EXTRACTED INFORMATION:
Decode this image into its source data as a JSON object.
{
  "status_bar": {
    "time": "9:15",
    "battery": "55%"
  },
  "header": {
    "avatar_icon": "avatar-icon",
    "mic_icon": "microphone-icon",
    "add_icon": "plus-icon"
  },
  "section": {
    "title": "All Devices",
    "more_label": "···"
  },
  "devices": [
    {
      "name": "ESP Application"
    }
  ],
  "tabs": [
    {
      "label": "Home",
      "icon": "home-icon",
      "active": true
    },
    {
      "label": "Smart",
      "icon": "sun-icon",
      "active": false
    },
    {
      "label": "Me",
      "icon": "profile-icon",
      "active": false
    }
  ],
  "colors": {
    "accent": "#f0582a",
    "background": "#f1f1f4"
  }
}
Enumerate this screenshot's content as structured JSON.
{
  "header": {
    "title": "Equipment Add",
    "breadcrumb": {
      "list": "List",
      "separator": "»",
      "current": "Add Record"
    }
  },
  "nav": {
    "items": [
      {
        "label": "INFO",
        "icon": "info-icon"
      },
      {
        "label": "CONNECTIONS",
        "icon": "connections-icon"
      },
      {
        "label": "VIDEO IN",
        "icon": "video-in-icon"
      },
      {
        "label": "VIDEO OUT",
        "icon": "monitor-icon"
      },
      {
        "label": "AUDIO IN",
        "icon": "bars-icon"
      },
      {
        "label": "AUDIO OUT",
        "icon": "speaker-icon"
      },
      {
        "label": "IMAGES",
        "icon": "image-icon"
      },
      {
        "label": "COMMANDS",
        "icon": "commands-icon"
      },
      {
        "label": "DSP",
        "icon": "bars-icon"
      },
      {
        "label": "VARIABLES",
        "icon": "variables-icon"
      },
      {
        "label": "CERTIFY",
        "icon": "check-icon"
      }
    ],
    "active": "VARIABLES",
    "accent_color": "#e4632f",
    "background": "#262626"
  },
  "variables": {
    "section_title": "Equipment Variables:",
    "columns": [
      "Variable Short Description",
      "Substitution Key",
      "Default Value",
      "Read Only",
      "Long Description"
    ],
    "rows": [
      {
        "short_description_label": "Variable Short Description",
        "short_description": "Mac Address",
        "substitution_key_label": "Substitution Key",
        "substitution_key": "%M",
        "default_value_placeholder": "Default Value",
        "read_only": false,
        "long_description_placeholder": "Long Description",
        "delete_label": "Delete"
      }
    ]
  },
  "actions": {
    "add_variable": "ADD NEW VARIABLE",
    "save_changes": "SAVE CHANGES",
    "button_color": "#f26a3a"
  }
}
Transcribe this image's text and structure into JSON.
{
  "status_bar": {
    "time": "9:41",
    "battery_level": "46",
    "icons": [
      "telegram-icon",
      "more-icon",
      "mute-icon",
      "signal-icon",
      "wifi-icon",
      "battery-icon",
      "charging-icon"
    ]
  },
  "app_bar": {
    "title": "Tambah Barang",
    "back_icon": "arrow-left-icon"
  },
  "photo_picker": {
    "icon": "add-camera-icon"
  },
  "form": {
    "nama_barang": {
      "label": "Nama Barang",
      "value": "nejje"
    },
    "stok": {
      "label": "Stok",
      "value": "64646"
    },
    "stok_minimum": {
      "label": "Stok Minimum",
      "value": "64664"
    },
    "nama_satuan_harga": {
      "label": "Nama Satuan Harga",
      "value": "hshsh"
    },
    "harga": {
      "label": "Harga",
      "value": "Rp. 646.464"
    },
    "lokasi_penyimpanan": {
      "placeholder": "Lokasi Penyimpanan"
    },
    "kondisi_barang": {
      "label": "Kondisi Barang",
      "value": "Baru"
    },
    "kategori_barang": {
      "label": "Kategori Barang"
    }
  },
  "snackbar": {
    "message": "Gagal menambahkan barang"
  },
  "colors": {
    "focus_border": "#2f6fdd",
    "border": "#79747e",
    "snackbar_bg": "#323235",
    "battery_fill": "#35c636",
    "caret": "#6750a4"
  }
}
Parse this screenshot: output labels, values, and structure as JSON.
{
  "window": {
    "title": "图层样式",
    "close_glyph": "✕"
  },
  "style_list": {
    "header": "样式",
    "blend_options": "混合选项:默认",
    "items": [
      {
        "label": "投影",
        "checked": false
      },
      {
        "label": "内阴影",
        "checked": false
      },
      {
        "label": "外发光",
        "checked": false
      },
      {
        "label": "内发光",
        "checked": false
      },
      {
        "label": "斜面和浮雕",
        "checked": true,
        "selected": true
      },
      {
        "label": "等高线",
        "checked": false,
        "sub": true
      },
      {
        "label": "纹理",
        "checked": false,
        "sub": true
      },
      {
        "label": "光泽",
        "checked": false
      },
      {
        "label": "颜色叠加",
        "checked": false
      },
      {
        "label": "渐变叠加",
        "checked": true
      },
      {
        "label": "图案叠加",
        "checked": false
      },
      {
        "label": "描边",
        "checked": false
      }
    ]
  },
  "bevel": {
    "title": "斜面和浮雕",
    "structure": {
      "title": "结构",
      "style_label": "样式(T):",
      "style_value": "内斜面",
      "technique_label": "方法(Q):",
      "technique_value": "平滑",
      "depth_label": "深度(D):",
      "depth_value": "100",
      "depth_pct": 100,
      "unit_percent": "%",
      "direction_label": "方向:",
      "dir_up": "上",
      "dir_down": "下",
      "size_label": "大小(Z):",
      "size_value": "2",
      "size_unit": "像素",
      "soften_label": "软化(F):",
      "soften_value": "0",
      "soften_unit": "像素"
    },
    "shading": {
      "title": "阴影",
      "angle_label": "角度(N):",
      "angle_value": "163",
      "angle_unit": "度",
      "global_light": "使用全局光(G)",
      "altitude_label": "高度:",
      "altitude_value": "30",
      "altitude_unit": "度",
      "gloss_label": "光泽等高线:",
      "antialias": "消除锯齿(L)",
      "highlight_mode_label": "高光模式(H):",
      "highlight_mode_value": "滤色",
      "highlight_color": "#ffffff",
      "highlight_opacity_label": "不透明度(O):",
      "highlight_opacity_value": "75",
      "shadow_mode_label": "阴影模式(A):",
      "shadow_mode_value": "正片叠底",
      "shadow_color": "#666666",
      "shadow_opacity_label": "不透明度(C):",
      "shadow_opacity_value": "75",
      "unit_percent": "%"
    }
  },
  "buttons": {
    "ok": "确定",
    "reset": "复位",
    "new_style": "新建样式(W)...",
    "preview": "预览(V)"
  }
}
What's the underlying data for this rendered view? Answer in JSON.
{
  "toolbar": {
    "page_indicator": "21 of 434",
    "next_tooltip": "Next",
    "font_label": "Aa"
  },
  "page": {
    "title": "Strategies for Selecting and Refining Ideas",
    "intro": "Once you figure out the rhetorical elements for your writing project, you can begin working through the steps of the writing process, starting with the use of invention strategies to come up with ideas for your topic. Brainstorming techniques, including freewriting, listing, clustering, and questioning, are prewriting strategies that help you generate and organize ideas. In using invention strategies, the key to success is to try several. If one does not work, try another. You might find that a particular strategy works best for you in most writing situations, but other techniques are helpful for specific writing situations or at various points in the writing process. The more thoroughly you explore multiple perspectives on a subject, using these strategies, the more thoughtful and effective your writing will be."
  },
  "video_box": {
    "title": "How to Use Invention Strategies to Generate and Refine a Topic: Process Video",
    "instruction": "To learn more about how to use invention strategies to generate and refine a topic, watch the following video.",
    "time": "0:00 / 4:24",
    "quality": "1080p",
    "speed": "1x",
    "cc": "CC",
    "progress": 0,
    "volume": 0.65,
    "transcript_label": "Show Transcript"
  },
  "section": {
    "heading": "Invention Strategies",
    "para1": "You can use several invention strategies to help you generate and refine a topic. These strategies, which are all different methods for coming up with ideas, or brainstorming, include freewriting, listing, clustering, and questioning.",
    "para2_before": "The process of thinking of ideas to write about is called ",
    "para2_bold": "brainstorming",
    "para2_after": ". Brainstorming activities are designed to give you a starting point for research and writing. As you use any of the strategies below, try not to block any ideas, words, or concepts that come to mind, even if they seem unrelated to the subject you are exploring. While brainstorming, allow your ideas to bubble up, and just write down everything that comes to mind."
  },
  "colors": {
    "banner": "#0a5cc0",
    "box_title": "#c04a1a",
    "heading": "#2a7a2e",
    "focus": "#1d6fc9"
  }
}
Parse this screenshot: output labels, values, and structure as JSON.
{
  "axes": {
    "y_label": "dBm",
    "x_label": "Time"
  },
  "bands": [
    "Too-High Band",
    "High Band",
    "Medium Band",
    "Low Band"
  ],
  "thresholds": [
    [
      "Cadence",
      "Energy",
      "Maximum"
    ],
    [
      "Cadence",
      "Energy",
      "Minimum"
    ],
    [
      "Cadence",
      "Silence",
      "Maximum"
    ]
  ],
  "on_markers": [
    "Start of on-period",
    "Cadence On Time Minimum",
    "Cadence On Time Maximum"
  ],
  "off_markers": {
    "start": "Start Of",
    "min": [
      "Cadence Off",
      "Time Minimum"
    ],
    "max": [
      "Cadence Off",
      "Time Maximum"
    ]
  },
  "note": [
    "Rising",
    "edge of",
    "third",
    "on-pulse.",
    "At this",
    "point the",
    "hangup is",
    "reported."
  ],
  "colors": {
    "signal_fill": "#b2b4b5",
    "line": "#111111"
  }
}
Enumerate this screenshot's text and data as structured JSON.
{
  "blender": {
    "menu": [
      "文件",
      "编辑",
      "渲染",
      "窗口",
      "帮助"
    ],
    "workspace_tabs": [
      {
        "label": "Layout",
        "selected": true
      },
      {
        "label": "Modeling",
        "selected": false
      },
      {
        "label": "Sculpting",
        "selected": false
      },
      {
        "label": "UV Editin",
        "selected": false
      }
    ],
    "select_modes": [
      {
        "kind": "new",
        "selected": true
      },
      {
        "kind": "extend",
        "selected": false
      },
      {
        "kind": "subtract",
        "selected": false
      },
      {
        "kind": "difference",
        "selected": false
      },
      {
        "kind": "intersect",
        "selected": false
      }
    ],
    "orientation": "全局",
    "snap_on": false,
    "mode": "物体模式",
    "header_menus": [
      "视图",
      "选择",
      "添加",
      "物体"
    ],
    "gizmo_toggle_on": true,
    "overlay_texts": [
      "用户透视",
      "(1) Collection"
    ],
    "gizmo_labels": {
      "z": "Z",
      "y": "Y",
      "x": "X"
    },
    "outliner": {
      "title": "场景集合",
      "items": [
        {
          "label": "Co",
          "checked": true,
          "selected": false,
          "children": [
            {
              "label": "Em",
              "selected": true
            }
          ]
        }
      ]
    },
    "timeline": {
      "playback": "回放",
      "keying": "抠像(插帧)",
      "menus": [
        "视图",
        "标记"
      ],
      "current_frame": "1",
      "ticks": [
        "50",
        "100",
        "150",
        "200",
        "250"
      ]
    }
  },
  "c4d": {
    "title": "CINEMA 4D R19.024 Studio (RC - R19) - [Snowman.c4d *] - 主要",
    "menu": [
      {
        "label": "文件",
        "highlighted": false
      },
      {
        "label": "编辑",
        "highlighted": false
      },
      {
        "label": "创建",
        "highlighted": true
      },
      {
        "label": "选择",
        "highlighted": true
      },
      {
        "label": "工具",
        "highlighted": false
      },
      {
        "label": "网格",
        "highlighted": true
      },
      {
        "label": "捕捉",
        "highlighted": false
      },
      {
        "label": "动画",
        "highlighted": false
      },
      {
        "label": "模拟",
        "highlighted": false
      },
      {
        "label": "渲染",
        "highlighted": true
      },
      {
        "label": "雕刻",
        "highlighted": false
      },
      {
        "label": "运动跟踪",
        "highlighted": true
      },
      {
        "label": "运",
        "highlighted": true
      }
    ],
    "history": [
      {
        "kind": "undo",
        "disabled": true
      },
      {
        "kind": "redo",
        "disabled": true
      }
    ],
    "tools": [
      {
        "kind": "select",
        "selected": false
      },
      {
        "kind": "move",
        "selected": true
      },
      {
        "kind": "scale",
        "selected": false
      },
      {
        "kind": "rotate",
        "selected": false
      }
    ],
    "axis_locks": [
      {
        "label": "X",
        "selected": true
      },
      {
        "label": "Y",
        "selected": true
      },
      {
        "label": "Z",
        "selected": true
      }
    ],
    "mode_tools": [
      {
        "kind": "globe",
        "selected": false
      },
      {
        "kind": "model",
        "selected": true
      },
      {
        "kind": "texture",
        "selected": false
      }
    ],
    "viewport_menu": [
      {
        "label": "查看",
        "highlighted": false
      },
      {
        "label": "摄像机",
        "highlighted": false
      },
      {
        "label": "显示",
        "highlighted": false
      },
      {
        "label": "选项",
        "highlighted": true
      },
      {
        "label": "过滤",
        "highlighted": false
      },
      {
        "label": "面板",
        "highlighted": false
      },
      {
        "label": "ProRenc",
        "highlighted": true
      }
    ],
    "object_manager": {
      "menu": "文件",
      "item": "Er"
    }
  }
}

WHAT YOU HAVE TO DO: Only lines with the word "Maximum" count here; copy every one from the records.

EXERCISE OUTPUT:
      "Maximum"
      "Maximum"
    "Cadence On Time Maximum"
      "Time Maximum"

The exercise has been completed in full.